Police Chief Wants Tougher Tramp Law
ANNAPOLIS, Md. (AP) _ A police chief says his war on vagrants would be a lot easier if he didn’t have to prove they were sane, but a homeless group says punishing even one person for being destitute is ″outrageous.″
Maj. Richard Ashton, the police chief of Frederick, Md., said Thursday he wants an amendment to the state’s ″tramp law,″ which provides jail sentences of 30 days to 1 year for anyone found in a public area who has no job or means of support. He wants the law amended so that prosecutors don’t have the burden of proving the ″tramps″ are sane.
″It’s just too expensive to send a person for an examination for insanity to prosecute him for a minor misdemeanor,″ Ashton said in a telephone interview.
Officials in Frederick, an up-and-coming old town about 45 miles northwest of Washington, have been trying to clear winos and other homeless people out of the historic downtown area, where renovation and speciality stores are the order of the day.
The police chief said he foresaw no more than a half-dozen people being charged a year under the statute, if it’s amended.″It’s kind of really a last-resort thing,″ he said.
″It’s outrageous,″ said Joanne Selinske, president of the Greater Baltimore Shelter Network, who said in an interview that she intended to fight the bill. ″You cannot penalize people for not having a means to support themselves.″
She added, ″It’s the old case of blaming the victim.″
The Frederick County state’s attorney, Tommy Dorsey, said he would join Ashton in supporting the bill at a legislative hearing next Tuesday.
The law now is inconsistent with other statutes that do not burden the state with proving a defendant’s sanity, so a change would be helpful, Dorsey said, adding, ″I don’t see a sweep in downtown Frederick.

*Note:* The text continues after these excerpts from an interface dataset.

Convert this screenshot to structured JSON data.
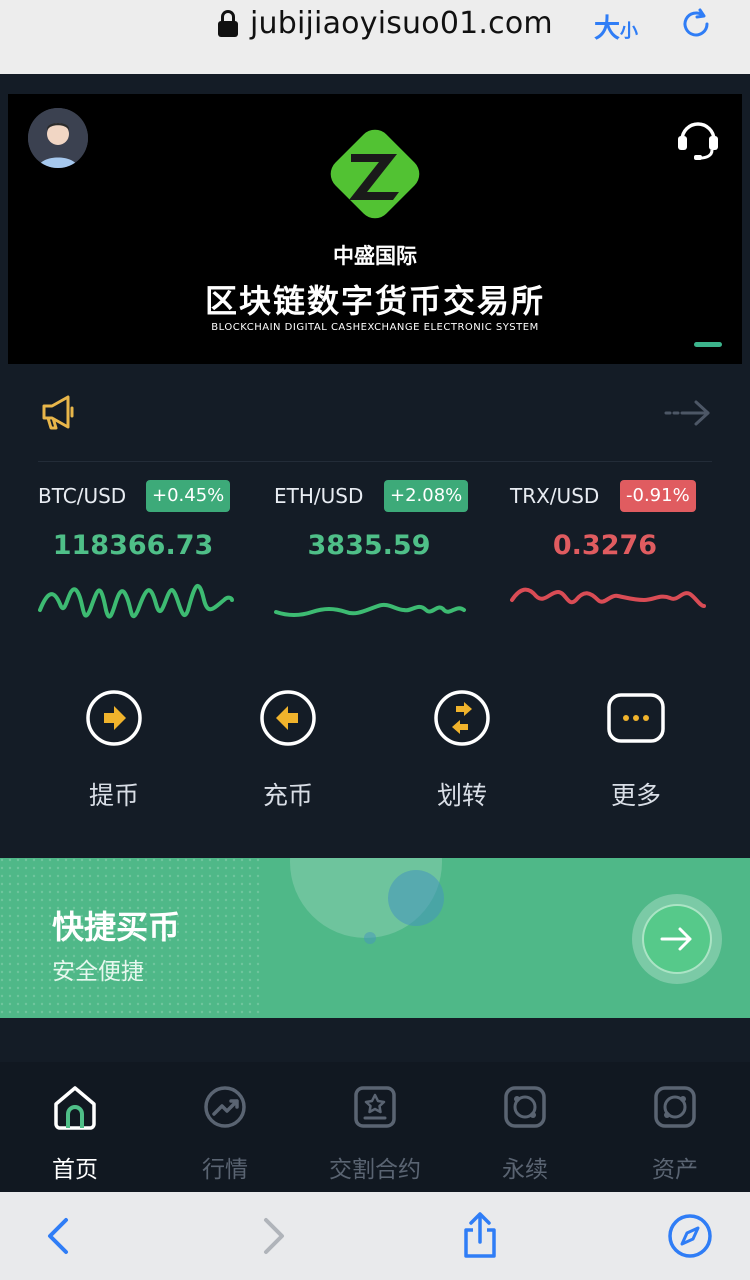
{
  "browser": {
    "url": "jubijiaoyisuo01.com",
    "textsize_big": "大",
    "textsize_small": "小",
    "accent": "#2f7df6"
  },
  "banner": {
    "brand_name": "中盛国际",
    "headline": "区块链数字货币交易所",
    "tagline": "BLOCKCHAIN  DIGITAL CASHEXCHANGE ELECTRONIC SYSTEM",
    "logo_letter": "Z",
    "logo_color": "#52c233"
  },
  "tickers": [
    {
      "pair": "BTC/USD",
      "change": "+0.45%",
      "price": "118366.73",
      "trend": "up",
      "color": "#4fbf88"
    },
    {
      "pair": "ETH/USD",
      "change": "+2.08%",
      "price": "3835.59",
      "trend": "up",
      "color": "#4fbf88"
    },
    {
      "pair": "TRX/USD",
      "change": "-0.91%",
      "price": "0.3276",
      "trend": "down",
      "color": "#e05c60"
    }
  ],
  "actions": [
    {
      "label": "提币",
      "icon": "withdraw-icon"
    },
    {
      "label": "充币",
      "icon": "deposit-icon"
    },
    {
      "label": "划转",
      "icon": "transfer-icon"
    },
    {
      "label": "更多",
      "icon": "more-icon"
    }
  ],
  "promo": {
    "title": "快捷买币",
    "subtitle": "安全便捷"
  },
  "tabs": [
    {
      "label": "首页",
      "icon": "home-icon",
      "active": true
    },
    {
      "label": "行情",
      "icon": "market-icon",
      "active": false
    },
    {
      "label": "交割合约",
      "icon": "delivery-contract-icon",
      "active": false
    },
    {
      "label": "永续",
      "icon": "perpetual-icon",
      "active": false
    },
    {
      "label": "资产",
      "icon": "assets-icon",
      "active": false
    }
  ]
}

I don’t see any dragnet occurring or anything like that.″
In August, Ashton said Frederick police took ″269 enforcement actions,″ charging people in the downtown area with such offenses as drinking in public, loitering and disorderly intoxication.

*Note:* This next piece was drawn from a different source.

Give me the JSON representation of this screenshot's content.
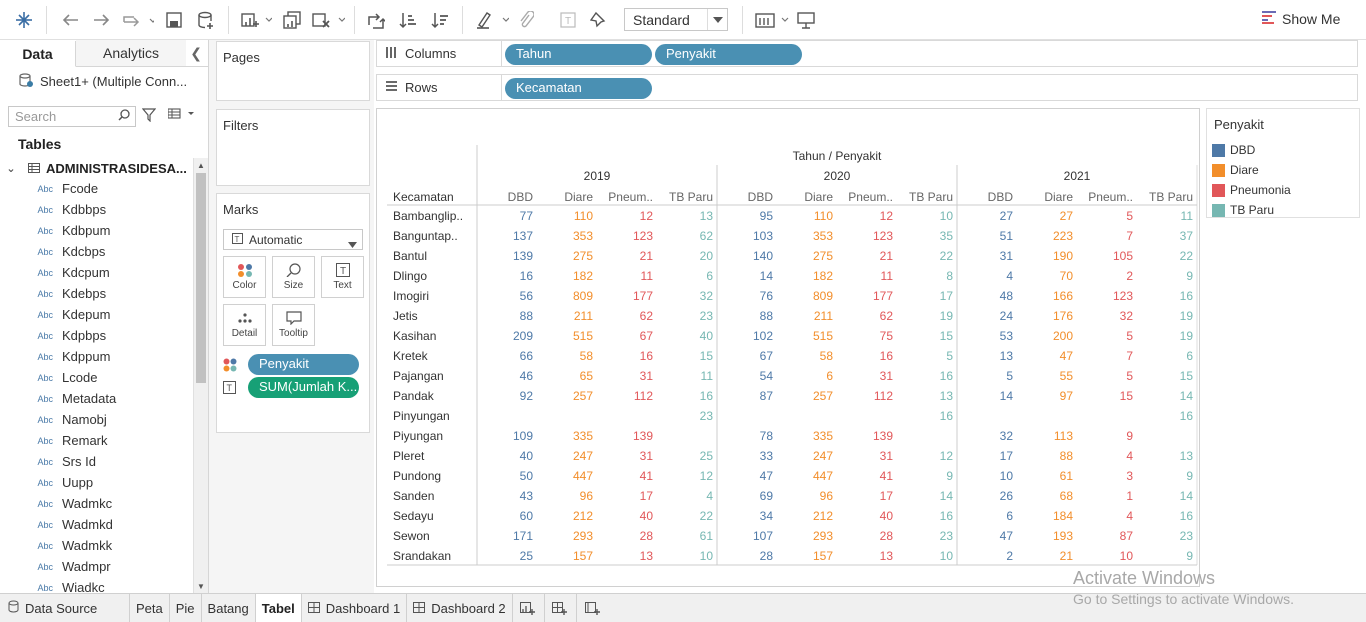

However, he said, the campaign has only been partly successful.
″I don’t think we’re getting all the support we’d like from the criminal justice system,″ he said.

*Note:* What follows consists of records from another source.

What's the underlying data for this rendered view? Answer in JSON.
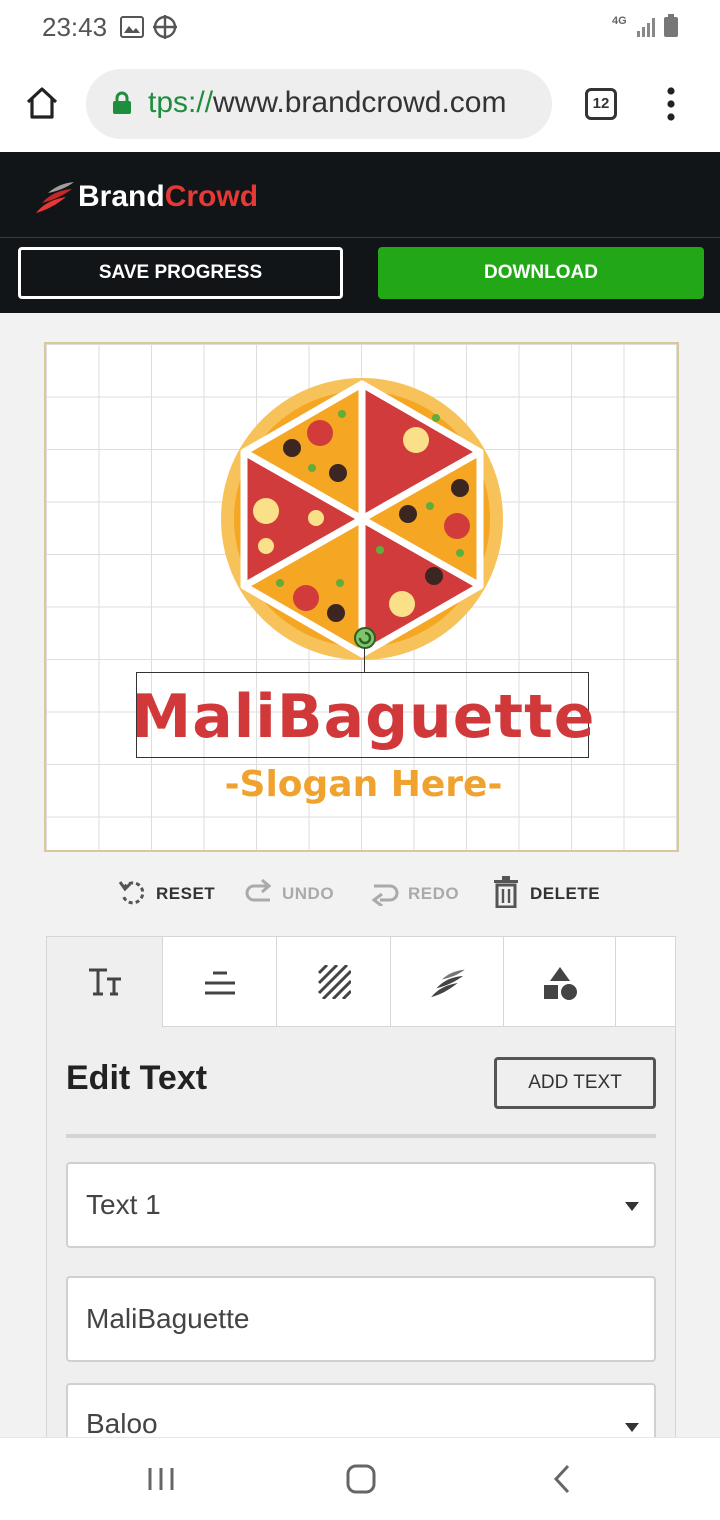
{
  "status_bar": {
    "time": "23:43",
    "network": "4G"
  },
  "browser": {
    "url_scheme": "tps://",
    "url_host": "www.brandcrowd.com",
    "tab_count": "12"
  },
  "header": {
    "brand_part1": "Brand",
    "brand_part2": "Crowd",
    "brand_color1": "#ffffff",
    "brand_color2": "#e53935"
  },
  "actions": {
    "save_label": "SAVE PROGRESS",
    "download_label": "DOWNLOAD"
  },
  "logo": {
    "name": "MaliBaguette",
    "slogan": "-Slogan Here-",
    "name_color": "#d0383a",
    "slogan_color": "#f0a22e"
  },
  "editor_tools": {
    "reset": "RESET",
    "undo": "UNDO",
    "redo": "REDO",
    "delete": "DELETE"
  },
  "tabs": [
    {
      "icon": "text-style-icon"
    },
    {
      "icon": "align-icon"
    },
    {
      "icon": "pattern-icon"
    },
    {
      "icon": "brand-icon"
    },
    {
      "icon": "shapes-icon"
    }
  ],
  "panel": {
    "title": "Edit Text",
    "add_text_label": "ADD TEXT",
    "text_select_value": "Text 1",
    "text_input_value": "MaliBaguette",
    "font_select_value": "Baloo"
  }
}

In cases where someone has passed out in the snow, and a rescue mission won’t take him, a change in the law could serve a humanitarian purpose by enabling police to get the person in doors, if only in jail, Ashton said.
Ms. Selinske said she could see no humanitarian side to the proposal.
″There are jurisdictions where those laws don’t exist and police have a way to get them off the streets and help them,″ she said.